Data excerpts
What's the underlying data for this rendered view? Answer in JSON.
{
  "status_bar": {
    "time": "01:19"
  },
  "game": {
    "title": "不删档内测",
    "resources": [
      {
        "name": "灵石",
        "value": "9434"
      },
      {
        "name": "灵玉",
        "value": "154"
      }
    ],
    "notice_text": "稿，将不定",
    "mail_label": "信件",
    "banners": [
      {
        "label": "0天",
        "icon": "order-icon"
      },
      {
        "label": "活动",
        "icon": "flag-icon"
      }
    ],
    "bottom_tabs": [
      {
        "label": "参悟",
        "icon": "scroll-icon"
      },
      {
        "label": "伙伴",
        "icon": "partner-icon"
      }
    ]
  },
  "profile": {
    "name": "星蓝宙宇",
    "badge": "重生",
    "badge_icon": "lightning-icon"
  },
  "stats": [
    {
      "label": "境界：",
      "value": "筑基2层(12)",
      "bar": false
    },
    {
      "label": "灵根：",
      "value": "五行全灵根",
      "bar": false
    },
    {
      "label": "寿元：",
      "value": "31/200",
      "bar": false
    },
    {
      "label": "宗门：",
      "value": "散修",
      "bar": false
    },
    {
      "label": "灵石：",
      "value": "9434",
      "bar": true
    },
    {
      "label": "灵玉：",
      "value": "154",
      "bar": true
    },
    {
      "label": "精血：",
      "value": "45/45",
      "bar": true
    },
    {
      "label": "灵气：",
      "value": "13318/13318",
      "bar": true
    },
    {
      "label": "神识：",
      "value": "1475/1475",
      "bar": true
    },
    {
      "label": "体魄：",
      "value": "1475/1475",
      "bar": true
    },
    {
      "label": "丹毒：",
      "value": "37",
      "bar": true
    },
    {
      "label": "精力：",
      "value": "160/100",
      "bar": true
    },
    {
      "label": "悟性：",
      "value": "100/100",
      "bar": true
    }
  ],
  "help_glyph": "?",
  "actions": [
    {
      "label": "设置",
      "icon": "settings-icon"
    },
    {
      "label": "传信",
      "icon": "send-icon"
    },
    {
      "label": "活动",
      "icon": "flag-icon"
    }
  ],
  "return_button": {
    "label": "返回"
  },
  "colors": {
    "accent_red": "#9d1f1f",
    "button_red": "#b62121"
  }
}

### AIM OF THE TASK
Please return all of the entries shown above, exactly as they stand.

### ANSWER SPACE
What's the underlying data for this rendered view? Answer in JSON.
{
  "status_bar": {
    "time": "01:19"
  },
  "game": {
    "title": "不删档内测",
    "resources": [
      {
        "name": "灵石",
        "value": "9434"
      },
      {
        "name": "灵玉",
        "value": "154"
      }
    ],
    "notice_text": "稿，将不定",
    "mail_label": "信件",
    "banners": [
      {
        "label": "0天",
        "icon": "order-icon"
      },
      {
        "label": "活动",
        "icon": "flag-icon"
      }
    ],
    "bottom_tabs": [
      {
        "label": "参悟",
        "icon": "scroll-icon"
      },
      {
        "label": "伙伴",
        "icon": "partner-icon"
      }
    ]
  },
  "profile": {
    "name": "星蓝宙宇",
    "badge": "重生",
    "badge_icon": "lightning-icon"
  },
  "stats": [
    {
      "label": "境界：",
      "value": "筑基2层(12)",
      "bar": false
    },
    {
      "label": "灵根：",
      "value": "五行全灵根",
      "bar": false
    },
    {
      "label": "寿元：",
      "value": "31/200",
      "bar": false
    },
    {
      "label": "宗门：",
      "value": "散修",
      "bar": false
    },
    {
      "label": "灵石：",
      "value": "9434",
      "bar": true
    },
    {
      "label": "灵玉：",
      "value": "154",
      "bar": true
    },
    {
      "label": "精血：",
      "value": "45/45",
      "bar": true
    },
    {
      "label": "灵气：",
      "value": "13318/13318",
      "bar": true
    },
    {
      "label": "神识：",
      "value": "1475/1475",
      "bar": true
    },
    {
      "label": "体魄：",
      "value": "1475/1475",
      "bar": true
    },
    {
      "label": "丹毒：",
      "value": "37",
      "bar": true
    },
    {
      "label": "精力：",
      "value": "160/100",
      "bar": true
    },
    {
      "label": "悟性：",
      "value": "100/100",
      "bar": true
    }
  ],
  "help_glyph": "?",
  "actions": [
    {
      "label": "设置",
      "icon": "settings-icon"
    },
    {
      "label": "传信",
      "icon": "send-icon"
    },
    {
      "label": "活动",
      "icon": "flag-icon"
    }
  ],
  "return_button": {
    "label": "返回"
  },
  "colors": {
    "accent_red": "#9d1f1f",
    "button_red": "#b62121"
  }
}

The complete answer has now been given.